Biomolecular Structure at Interfaces Measured by Infrared Spectroscopy

Authors

Curtis W. Meuse Biomolecular Materials Group, National Institute of Standards and Technology (NIST)

Publication Date

4/13/04

Read full article online

Full Article

Abstract

Cell membranes have many important biological functions such as controlling signal transduction and molecular transport between the inside and outside of cells.a

aThe specification of commercial products in this article is for clarity only and does not constitute endorsement by the National Institute of Standards and Technology.

A greater understanding of the structures and functions of the cell membrane components involved in signal transduction and/or molecular transport could be used to improve the delivery and specificity of pharmaceuticals.

Cell membranes are complex and dynamic structures generally described in terms of the “fluid mosaic” model. Like any theory, the “fluid mosaic” theory is still being refined. One way refinements are being tested is using nanotechnology to assemble biological and/or biomimetic components into membrane mimics to help clarify our understanding of cell membrane processes.
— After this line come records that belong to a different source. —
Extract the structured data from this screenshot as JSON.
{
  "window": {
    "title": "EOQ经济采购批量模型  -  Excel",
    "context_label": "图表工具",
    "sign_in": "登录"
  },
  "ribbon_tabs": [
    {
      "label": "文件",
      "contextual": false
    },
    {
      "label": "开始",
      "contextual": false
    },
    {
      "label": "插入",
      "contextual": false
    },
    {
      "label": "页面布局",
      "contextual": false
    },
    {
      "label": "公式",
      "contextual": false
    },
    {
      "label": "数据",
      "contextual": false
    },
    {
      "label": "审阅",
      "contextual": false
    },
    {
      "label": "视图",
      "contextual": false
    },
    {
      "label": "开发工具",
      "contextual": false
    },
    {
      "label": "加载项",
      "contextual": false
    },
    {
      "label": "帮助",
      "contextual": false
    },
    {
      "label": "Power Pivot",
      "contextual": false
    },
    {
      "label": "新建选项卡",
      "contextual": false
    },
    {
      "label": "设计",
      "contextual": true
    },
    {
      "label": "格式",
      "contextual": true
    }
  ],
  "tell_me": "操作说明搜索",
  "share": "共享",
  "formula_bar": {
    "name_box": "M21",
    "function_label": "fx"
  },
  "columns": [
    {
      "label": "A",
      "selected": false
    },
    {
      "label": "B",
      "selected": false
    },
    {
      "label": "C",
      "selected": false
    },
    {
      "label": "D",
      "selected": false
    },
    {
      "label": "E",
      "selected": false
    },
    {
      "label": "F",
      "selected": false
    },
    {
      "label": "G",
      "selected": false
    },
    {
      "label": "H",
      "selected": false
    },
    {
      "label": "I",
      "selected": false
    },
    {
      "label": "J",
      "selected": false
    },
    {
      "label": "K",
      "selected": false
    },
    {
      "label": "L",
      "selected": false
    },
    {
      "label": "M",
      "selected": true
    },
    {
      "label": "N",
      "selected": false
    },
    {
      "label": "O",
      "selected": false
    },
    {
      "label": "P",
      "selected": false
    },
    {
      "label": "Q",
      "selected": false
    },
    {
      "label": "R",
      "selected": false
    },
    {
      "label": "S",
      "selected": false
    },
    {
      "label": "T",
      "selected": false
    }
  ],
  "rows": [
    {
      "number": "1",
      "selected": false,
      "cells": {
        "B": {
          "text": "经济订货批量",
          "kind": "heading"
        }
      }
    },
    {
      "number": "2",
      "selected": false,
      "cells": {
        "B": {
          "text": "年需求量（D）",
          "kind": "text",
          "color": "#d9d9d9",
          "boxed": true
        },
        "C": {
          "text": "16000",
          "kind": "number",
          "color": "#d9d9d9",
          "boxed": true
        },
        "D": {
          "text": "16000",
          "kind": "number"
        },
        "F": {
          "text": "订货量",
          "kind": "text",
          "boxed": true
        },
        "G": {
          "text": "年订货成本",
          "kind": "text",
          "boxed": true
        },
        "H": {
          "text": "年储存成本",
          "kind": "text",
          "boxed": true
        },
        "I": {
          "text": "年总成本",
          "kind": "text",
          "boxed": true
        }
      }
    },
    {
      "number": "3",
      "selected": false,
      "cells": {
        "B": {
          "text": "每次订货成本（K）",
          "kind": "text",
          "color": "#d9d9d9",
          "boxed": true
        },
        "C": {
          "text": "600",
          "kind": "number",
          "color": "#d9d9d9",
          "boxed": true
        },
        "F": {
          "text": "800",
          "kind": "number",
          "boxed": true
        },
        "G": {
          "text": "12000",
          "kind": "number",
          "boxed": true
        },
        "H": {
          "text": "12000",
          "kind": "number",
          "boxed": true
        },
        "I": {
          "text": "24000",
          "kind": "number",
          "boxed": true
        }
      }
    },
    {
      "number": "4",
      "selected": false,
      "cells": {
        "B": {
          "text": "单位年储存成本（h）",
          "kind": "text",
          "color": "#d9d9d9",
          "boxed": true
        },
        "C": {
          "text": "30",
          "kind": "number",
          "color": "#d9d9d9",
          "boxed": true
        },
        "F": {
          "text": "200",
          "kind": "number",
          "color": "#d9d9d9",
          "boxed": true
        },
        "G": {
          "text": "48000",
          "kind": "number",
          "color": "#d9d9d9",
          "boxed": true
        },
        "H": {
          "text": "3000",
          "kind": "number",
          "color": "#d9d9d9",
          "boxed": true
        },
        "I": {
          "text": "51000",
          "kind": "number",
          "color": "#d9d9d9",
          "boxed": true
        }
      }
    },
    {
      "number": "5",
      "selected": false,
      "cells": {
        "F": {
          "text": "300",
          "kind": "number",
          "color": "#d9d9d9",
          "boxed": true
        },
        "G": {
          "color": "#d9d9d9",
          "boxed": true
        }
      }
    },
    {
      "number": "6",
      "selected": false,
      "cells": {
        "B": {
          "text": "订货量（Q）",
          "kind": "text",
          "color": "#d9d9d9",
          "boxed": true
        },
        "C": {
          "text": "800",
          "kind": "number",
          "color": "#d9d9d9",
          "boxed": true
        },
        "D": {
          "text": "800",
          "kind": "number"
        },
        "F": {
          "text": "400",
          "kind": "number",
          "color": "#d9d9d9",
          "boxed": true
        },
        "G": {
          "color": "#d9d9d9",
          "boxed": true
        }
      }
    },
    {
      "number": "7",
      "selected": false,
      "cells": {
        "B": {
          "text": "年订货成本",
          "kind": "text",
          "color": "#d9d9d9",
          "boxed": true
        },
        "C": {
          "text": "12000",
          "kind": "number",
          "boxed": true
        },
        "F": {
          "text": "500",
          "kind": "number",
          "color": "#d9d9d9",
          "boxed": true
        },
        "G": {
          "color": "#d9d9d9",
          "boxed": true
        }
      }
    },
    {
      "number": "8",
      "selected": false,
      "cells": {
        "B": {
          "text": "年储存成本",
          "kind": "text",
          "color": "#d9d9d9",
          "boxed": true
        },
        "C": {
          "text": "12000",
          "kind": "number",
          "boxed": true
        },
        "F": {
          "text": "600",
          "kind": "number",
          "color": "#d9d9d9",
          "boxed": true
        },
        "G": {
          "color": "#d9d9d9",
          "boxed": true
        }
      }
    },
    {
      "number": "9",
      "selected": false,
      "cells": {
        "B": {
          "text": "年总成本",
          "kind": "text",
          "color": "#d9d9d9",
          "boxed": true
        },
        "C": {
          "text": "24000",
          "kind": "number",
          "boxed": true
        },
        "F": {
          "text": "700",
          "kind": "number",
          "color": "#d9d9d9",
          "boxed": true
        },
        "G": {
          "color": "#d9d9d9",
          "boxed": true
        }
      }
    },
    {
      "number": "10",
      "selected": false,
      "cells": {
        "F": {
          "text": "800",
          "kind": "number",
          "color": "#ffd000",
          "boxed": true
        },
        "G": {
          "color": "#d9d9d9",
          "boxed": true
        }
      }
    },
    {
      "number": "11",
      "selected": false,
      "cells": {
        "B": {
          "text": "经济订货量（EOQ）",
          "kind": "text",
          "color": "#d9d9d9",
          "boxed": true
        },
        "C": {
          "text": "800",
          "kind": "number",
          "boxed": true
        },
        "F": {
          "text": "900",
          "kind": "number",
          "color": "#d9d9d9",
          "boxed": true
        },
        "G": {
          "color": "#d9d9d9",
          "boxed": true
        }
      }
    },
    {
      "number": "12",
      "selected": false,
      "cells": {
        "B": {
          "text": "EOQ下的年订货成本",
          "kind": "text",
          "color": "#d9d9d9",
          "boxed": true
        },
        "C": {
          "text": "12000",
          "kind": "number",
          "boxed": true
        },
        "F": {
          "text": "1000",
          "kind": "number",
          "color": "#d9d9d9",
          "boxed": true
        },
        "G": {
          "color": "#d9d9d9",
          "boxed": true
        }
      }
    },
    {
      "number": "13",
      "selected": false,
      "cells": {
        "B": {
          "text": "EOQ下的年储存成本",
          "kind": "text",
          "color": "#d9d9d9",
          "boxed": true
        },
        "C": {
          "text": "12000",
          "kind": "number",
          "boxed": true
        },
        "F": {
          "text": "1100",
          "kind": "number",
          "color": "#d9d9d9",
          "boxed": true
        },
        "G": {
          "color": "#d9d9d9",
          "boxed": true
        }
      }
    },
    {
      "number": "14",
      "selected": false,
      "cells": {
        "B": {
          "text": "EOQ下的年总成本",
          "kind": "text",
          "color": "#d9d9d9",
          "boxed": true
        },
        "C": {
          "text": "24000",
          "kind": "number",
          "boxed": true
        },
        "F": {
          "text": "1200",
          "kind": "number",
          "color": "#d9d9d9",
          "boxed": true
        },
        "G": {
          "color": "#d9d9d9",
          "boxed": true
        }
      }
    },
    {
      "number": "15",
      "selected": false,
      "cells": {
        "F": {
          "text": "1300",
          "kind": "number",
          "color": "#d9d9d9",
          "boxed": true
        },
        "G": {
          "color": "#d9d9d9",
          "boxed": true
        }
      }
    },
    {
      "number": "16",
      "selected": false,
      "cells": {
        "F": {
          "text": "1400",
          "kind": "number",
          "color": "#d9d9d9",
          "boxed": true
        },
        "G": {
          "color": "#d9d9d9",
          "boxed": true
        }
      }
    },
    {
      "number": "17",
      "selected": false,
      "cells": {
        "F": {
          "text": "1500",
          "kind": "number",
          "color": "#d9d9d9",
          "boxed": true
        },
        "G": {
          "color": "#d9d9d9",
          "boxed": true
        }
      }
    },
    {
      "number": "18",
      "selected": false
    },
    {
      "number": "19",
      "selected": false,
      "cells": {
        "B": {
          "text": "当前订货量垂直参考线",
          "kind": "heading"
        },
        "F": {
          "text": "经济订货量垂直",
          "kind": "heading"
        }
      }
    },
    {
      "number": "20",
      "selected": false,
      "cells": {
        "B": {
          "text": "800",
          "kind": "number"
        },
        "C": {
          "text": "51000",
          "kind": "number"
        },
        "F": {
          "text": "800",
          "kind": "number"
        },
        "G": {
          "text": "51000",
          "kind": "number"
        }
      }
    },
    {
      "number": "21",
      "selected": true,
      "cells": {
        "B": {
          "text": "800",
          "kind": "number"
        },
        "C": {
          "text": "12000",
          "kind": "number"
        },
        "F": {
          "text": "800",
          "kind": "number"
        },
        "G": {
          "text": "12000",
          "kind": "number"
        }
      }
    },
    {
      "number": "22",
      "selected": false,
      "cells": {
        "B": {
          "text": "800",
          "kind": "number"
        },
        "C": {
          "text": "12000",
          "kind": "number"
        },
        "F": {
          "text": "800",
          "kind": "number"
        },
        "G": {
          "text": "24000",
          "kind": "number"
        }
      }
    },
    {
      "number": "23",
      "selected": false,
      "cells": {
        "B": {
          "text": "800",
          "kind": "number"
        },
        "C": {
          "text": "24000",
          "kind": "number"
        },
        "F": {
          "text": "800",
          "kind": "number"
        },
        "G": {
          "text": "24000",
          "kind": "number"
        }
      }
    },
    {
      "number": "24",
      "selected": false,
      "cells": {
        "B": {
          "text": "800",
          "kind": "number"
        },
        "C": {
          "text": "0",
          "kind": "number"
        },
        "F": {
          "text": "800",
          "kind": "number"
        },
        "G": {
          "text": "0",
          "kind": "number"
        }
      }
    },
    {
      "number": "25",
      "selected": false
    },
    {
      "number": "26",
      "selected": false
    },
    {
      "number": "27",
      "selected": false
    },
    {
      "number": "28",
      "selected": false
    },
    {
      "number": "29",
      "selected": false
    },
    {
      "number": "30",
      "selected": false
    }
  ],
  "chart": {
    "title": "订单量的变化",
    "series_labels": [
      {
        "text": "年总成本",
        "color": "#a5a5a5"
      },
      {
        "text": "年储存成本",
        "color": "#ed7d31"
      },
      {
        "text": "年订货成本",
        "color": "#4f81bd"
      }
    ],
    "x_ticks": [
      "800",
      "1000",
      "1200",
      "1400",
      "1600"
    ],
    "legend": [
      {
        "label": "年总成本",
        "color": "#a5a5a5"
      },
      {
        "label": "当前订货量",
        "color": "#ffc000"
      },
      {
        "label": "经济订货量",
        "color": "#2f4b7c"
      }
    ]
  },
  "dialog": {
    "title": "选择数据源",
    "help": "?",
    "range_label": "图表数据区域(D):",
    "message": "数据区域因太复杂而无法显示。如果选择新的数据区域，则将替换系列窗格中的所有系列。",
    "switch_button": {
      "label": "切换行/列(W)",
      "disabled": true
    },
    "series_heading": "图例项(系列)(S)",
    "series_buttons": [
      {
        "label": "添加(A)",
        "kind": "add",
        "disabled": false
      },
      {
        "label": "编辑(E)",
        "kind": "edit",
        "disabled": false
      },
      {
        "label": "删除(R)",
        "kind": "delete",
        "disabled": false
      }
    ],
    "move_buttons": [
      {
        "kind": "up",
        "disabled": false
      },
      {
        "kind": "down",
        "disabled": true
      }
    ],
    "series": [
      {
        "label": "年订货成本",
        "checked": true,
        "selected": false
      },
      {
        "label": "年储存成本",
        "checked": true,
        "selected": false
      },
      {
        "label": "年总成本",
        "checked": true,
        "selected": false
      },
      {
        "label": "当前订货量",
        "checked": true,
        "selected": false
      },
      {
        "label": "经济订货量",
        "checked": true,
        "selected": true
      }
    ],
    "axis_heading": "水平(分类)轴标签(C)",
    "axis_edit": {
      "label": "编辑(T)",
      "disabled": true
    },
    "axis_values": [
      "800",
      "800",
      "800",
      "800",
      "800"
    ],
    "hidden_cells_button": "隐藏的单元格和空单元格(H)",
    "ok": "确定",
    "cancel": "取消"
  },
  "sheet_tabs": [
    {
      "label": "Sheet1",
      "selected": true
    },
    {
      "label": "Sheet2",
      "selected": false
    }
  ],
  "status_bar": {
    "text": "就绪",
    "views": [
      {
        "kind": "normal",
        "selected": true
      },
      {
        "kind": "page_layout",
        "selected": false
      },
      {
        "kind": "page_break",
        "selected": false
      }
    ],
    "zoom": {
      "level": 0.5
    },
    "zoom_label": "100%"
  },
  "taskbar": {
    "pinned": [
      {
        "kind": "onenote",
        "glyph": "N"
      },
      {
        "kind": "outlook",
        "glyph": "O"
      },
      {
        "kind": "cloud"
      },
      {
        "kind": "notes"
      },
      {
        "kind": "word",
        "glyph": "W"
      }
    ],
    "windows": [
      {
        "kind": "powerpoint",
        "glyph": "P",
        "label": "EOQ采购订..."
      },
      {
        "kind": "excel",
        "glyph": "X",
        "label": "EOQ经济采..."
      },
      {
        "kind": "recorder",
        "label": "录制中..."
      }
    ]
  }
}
This article describes measurements characterizing a particular mimetic called a hybrid bilayer membrane (HBM). HBMs are surface-supported bilayers composed of a monolayer of alkanethiol, which is tightly bound to the surface through a strong association between sulfur and gold, and a second noncovalently bound monolayer of phospholipid. The nanometer-size scale of the membrane components makes the construction and characterization of these mimetic membranes dependant on sophisticated measurement technologies. Hybrid bilayers are analytically addressable by a wide range of surface analytical techniques such as surface plasmon resonance, impedance analysis, electrochemistry, infrared spectroscopy, atomic force microscopy, ellipsometry, and neutron reflectivity. While information from the spontaneously formed hybrid bilayers can be cross-referenced between different independent experiments, it is often desirable to obtain as much information as possible from a single technique. This article reviews the different types of information that can be obtained by using infrared spectroscopy to study the interfacial structures of hybrid bilayer membranes.